If I recall correctly, I first met Courtney Carver almost seven years ago. I started Becoming Minimalist back in 2008, she started Be More with Less in 2010. Our first conversation happened over Skype. Almost immediately, we became friends as both our values and passions aligned so significantly.
Since then, I have talked to Courtney countless times. We have shared the same stage multiple times. Our families have dined together. We have shared our blogs and our writing with one other. And we’ve gotten together to talk and catch up on life whenever geography permits. I couldn’t possibly be a bigger fan.
For that reason, when I heard her book, Soulful Simplicity: How Living with Less Can Lead to So Much More would be releasing this Christmas season, I couldn’t wait to share it with each of you. I’ve read the book and thoroughly enjoyed it—even learning more about Courtney’s journey to simplicity than I knew before.
I talked to Courtney last week and asked her to tell us a little more about the book. Here’s the interview:
1. I’d like to start with this question. After blogging for more than seven years, can you tell me why you decided to write a book? After writing on your blog for so long, what does the book format provide?
For starters, the book gave me space to share things I wouldn’t have shared on the blog. The way people read a book is more intimate and personal than scrolling through a blog post on a phone or other device. While I am open and personal on the blog in some posts, the book felt like a better place to share more of my story. The blog isn’t really in any order either. The book has 4 clear sections; making me, making space, making time, and making love. My hope is that this will help people see all of the different angles of simplicity and know that it’s so much more than being more organized.
2. When you wrote Soulful Simplicity, did you have a certain type of reader in mind? Or, maybe I should ask it this way, “Who do you think will benefit most from reading it?”
While I was writing it, I was thinking about people who are busy, overwhelmed, feeling distracted and the people, especially women, who are starting to consider the idea that “enough is enough.” By sharing my health journey, I hope to reach others who may be struggling with their own health crisis. At the core though, I wrote the book for myself, for the person I was when I was struggling with debt, for the person I was when I realized I was drowning in stuff, and the person I was when I was sick and completely burnt out.
3. Is there any portion of this book you are particularly proud to have written?
I don’t know if proud is the right word, but I’m very happy I wrote the section on making love. I adore that section of the book (and it’s really hard to say that about your own writing). For me, simplicity has been my way back to love, so to put that into words was very meaningful.
4. Courtney, Soulful Simplicity is a very vulnerable and authentic book. You are open and honest about your life, both the good and bad—even before the first chapter starts. Is that the approach to this book you knew you were going to take before starting? Or did the process of writing pull out more vulnerabilities that you imagined going in?
I knew I would get a little vulnerable, but not this vulnerable. Once I started writing though, one thing connected to another and it didn’t feel complete to leave things out.

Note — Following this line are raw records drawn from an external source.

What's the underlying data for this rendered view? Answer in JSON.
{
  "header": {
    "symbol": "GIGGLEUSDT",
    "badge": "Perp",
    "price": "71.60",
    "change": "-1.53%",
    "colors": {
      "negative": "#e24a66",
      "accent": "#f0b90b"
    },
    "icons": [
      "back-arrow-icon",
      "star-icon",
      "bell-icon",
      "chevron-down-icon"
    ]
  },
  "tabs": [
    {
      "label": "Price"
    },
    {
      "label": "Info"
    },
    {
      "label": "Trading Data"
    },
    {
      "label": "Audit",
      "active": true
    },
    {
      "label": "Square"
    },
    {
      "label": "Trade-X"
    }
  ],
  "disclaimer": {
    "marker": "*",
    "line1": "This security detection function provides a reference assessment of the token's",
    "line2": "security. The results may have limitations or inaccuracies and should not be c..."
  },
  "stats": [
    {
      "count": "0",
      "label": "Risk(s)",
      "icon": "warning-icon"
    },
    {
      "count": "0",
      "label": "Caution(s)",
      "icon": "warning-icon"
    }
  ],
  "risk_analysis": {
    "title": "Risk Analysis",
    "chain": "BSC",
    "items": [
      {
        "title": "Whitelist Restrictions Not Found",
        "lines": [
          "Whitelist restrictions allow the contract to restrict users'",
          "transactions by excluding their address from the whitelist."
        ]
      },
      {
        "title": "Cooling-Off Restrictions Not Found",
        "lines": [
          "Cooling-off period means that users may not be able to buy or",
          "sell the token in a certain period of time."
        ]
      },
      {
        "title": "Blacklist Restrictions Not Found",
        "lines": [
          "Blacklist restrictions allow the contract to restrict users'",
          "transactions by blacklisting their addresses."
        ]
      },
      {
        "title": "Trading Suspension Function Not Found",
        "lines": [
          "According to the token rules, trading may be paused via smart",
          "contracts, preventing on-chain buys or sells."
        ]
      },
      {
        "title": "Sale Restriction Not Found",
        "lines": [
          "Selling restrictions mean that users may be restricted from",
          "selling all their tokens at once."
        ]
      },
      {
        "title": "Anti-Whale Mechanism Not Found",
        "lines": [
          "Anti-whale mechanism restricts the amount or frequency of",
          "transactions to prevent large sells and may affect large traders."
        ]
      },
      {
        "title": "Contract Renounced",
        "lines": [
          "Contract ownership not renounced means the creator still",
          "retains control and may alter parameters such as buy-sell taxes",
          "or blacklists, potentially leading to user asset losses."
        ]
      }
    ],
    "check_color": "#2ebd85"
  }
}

5. As you share in the book, you embraced simplicity after a diagnosis of multiple sclerosis caused you to evaluate what your body needed and what your heart wanted. You write how the lifestyle changes began to impact your life in positive ways. Are there many universal benefits to simplifying life you have seen? That almost anyone who chooses to embrace a soulful-approach to simplicity can expect? Or do you find these benefits vary greatly from one person to another?
While we may each embrace the benefits differently, I think the benefits themselves are similar. Living with less, and figuring out how you want to spend your resources like time, energy, money and emotion provides an open invitation to be more mindful, less stressed, enjoy more clarity, better relationships … and the list goes on and on. It’s up to each of us, though, to accept the invitation.
6. Soulful Simplicity is not a passive-reading book. By that I mean, it actively engages the reader providing them with opportunities throughout to question and evaluate the direction of their own life. Why did you think this was important to include in the book?
We are faced with so much information, so many choices, and have gotten used to reading something and moving on. I wanted to engage people with the opportunity to take immediate action and to close the gap between inspiration and action. It’s been my experience that one small step leads to another and another and that all of those small steps can lead to life changing results.
Here’s the endorsement I wrote for it: “With humility, honesty and authenticity, Courtney Carver invites each of us to find greater simplicity in life–and provides a practical roadmap for us to find it in our own unique way.”
I hope you’ll take a minute or two to check it out.